Study shows Utahns leads the nation in employer-provided health insurance, but premiums have doubled

Utah has a thriving, job-creating economy.

And we have a history of taking care of one another.

Perhaps that’s why a new Utah Foundation study finds that the Beehive State leads the nation in the percent of the population covered by employer-sponsored health insurance.

According to the analysis, 61 percent of the population currently has health insurance provided by their employer.

The national average is just 41 percent.

However, like other parts of the nation, Utah employers are moving to “high deductible” health insurance plans, where the employee is responsible for all or a major part of their medical costs until they hit a certain overall cost in a year – then the health insurance kicks in.

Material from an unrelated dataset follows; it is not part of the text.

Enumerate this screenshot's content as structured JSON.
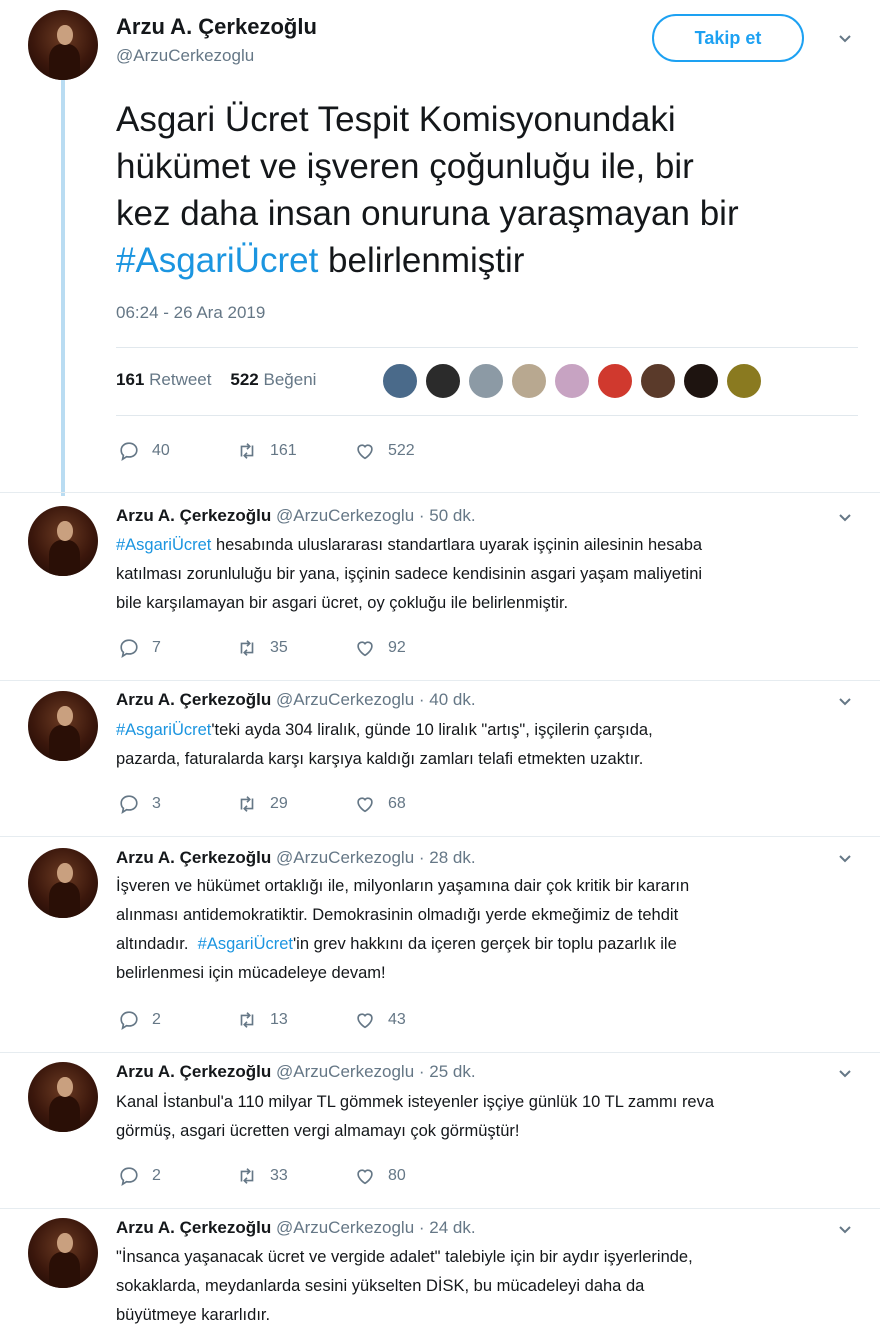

UF found that over the last 10 years, high-cost deducible plans went from making up 3 percent of private health insurance to 30 percent.

And, the study finds, from 2006 to 2016, the premiums of employer-based health insurance have doubled for the average individual or family in Utah.


On the plus side, wages in Utah have risen over the last decade, and, on average, health insurance costs here remain below 10 percent of median income – so most individuals and families can afford their health insurance, even if it costs a lot more than it used to.

Finally, while senior citizens in Utah can get Medicare (as they can across the nation), here many of those seniors don’t have a lot of retirement income.

Half of all Medicare users are classified as low-to-moderate income – meaning they can be burdened with high medical costs beyond what Medicare pays for.

The full report is here.